“So how many?”
“Thirteen, one of them is a real bruiser.”
Lief put down his rifle underneath the ridge and took a deep breath. It had been seven days since we had eaten, five of which being stuck outside of Cologne's city gates. The sparse areas of civilization that developed in the aftermath of Professor Magnusson's children were not without their antagonists. Every city had those clamoring to be let in: the weak and enfeebled, the greedy and the worthless. I knew we would have to wait until they disappeared, and went away to forage for food elsewhere. These ones were tenacious. They were also cannibals.
“Can I ask you something?” Leif looked at me, then looked back wearily at the group ahead.
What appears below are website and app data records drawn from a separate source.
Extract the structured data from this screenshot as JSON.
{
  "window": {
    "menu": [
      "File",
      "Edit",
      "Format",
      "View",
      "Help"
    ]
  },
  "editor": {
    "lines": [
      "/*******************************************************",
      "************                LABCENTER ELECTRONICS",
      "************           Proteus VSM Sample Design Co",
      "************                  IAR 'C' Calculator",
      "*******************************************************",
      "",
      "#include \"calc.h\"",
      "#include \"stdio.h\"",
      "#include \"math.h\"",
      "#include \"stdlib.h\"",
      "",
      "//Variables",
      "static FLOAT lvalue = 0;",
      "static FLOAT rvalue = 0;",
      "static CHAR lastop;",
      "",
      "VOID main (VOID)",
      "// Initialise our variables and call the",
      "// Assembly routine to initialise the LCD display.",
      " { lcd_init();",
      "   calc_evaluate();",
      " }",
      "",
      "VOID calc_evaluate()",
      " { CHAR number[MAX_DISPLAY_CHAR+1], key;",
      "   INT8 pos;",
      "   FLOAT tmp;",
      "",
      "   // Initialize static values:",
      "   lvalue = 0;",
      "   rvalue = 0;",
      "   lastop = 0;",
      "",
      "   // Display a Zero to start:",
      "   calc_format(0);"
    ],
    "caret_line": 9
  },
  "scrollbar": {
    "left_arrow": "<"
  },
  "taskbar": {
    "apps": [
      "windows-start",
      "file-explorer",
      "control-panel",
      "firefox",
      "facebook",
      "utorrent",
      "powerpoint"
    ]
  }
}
My eyes met his lazily.
“No, I have never eaten another man,” I said preemptively.
Leif shook his head.
“That's not what I was thinking.” He replied. “Good to know though.”
A moment of silence passed.
“Do you like being immortal?” He finally spoke up, looking once more over the ridge.
The thought had never occurred to me. One doesn't think about things like this on a regular basis. Speculating the pros and cons isn't a thing that immortals do. I've never heard a normal man speculate his own eventual destruction at the hand of disease or the sword. Death comes to them quite naturally. For us, it does not. What is there to discuss? Perhaps I entertained his question then for entertainment. What else was there to do?
“Eh...” I grumbled noncommittally.
“I haven't loved a woman in almost 200 years.”
This made me chuckle a little. For me it was nearly 250. To be sure my misfortunes wasn't for lack of trying, and there were plenty of brothels where one could savor any taste, exotic or domestic. Being immortal doesn't shelter one's self from diseases however. Quite the opposite, really. After nearly a hundred years dealing with the consequences of my Promethean curiosity I wasn't about to go down that road again.
“I just don't think it's worth it. To meet someone and watch them die, I mean. I just could never do it again...”
That also was a difficult situation. I remembered when my first wife passed away. Much to my embarrassment, when I couldn't hang myself, I realized that it would happen again and again. So I ducked out of the game then. Lief I could tell was thinking about the same thing, who looked as if he was about to weep. Instead, he reached over and grabbed a case and began to put together a large caliber riffle.
“Sure you can,” I said. It was rather unprovoked, my skepticism. Devils advocate always made for better conversation. “We wouldn't be very human without those experiences.”
“You say that like we are, or something.”
“Our DNA is human. What we desire are the things that humans desire. Therefore, we are human.” The way he said it made him stand proud like a god. The definition was so definitive and precise. Leif took the scope and clipped it in.
“Now aim for the head this time,” I cautioned him and leaned in forward against the ridge.